Some artists’ images never leave us: The Mona Lisa; The Little Mermaid; The Scream -all three are closely linked with their ‘home’ cities -Paris, Copenhagen and Oslo- and all three, in different ways, have instant international recognition. And in each an enigma: What is Lisa smiling at? Why is the Mermaid gazing out to sea? And who is the skull-headed figure screaming... and screaming at what?
In Edvard Munch’s The Scream (left*) the artist pulls the sweep of the distant bay right into the foreground, incorporating the screamer into a human question-mark. Two shadowy figures have just passed by, oblivious; they move uncaring into the vanishing point of the esplanade on which the man stands, gripping his skull as if it might crack. He is ‘speared’ by three converging diagonals, the rails of the pier which fence and separate two contrasted fields, one of regimented straight lines, the other a sea of swirls. A tension of horror and vertigo - the natural versus the tame world?
Why do we Scandinavians have a reputation for Melancholy? Even in Shakespeare we see Hamlet referred to as “The gloomy Dane” ( -well he was over-reflective, wasn’t he? Why couldn’t he just stab old Claudius there and then and save a lot of A Level students from agonizing over whether or not he’s mad?) More recently, another Dane, Søren Kierkegaard , anatomizes –or even invents - Existential Angst launching a whole tsumani of Modern Foreboding.
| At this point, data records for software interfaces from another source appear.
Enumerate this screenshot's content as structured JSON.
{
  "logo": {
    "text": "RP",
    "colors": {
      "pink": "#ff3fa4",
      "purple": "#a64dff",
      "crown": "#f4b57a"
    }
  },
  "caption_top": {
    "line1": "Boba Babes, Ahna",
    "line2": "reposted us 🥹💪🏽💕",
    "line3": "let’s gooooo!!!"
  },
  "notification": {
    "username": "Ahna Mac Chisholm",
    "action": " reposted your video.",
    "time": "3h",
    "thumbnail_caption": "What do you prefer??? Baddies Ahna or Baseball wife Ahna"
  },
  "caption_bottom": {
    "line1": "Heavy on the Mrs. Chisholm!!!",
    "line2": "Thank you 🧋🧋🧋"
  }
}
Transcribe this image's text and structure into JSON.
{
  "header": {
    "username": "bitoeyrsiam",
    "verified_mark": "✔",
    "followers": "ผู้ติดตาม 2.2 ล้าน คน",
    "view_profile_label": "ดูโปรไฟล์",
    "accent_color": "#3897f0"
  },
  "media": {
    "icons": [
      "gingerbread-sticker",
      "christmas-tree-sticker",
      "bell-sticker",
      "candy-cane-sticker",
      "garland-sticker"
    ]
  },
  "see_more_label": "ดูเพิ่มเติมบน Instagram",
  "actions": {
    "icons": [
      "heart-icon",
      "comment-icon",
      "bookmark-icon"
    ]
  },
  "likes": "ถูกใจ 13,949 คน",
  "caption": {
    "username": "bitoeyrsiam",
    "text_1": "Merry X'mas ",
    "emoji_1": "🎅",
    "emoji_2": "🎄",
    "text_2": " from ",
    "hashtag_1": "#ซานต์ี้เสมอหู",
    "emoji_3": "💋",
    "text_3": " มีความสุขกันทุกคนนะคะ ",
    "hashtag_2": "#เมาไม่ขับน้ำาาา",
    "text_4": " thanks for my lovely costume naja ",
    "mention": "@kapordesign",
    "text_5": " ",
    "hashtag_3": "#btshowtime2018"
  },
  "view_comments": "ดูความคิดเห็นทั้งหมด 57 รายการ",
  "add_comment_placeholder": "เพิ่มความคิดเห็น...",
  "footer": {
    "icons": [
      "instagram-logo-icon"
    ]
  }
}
Towards the end of the 19th century the Viennese step in, exploring the caverns of the Subconscious with Psychoanalysis while the less-than-cheery plays of Strindberg and Ibsen (both friends or subjects of Munch) continue to pour out of the North. At the end of Hedda Gabler , Ibsen’s heroine, torn between stultifying convention and sexual freedom, shoots herself. Whereupon the “respectable” judge mutters in disbelief “But people don’t do such things”.
Cheer up! Forget those suicidal statistics: it wasn’t just the Scandinavians who were steeped in a winter gloom. The Russians (remember Dostoyevski?) and the French checked into Hotel Depression too. Nearly everyone was screaming as they all ran headlong into deadly embrace of the Great War and the end of the Old World Order.
Today Munch’s Scream is still in the top ten for students’ wall posters. (In my day, the hippy-happy ‘70s, it was beaten by Beardsley and Mucha and by the bottom-scratching female tennis player.) Psychiatrists do say that to get out of the dumps immerse yourself in the sympathetic darkness of a Mahler symphony; the gloom will console you. So maybe having The Scream on your wall makes you realise how much worse life can really be. Or, for the same therapy, go and see a horror film. “Scream” perhaps -though not mentioned in the credits, that elongated skull comes straight from Munch’s original image.
_______________And while we’re having nightmares: Imagine you’re a Scandinavian gallery director. One morning you’re woken up to be told that your most famous painting –the one which draws people from all over the world – has been stolen. FOR A SECOND TIME! Well, you’d scream, wouldn’t you? Especially if the painting was indeed The Scream. Reach for the Prozac…
To reinforce the power of these icons: all three have been pinched, vandalized or cannibalized: the Mona Lisa was stolen in 1911 (Pablo Picasso was arrested as a suspect, though cleared); and in the year Mona Lisa was recovered the (very) Little Mermaid was installed on the Copenhagen waterfront. In my lifetime she has been decapitated several times and covered top to tail in red paint.
…And returning to the Scream? The 1893 ‘original’ (from Oslo’s National Gallery) was eventually recovered as was the version later stolen from the Munch Museum (also Oslo). All are now behind bullet-proof glass.
And now A Fourth Version comes up for sale, painted in pastels and gouache. Of all four versions it uniquely bears a text by the artist, inscribed on the frame: describing his walk with two friends he ends…
… I remained behind
Shivering with Anxiety – I felt the great Scream in Nature E.M.
The picture has been in private hands since the 1920s when acquired by Thomas, father of Petter Olsen (of the shipping family) a supporter of the artist. With its siblings’ record of multiple thefts, this Icon of Angst goes on high security view at Sotheby’s in London (13th-18th April) before being auctioned at Sotheby’s New York on 2nd May 2012.
And if you’re a moody Scandinavian, hoping to bid: cheer up, Sotheby’s are expecting bids in excess of $80,000,000. Oh well, there’s always the poster. “Aaaaaaargh…”
[edited version of LT's article first published in Scandinavian Magazine, May 2012]
[PS. For a Scream with Pink Floyd, try: http://vimeo.com/33976373]
* [image courtesy of Sothebys New York ]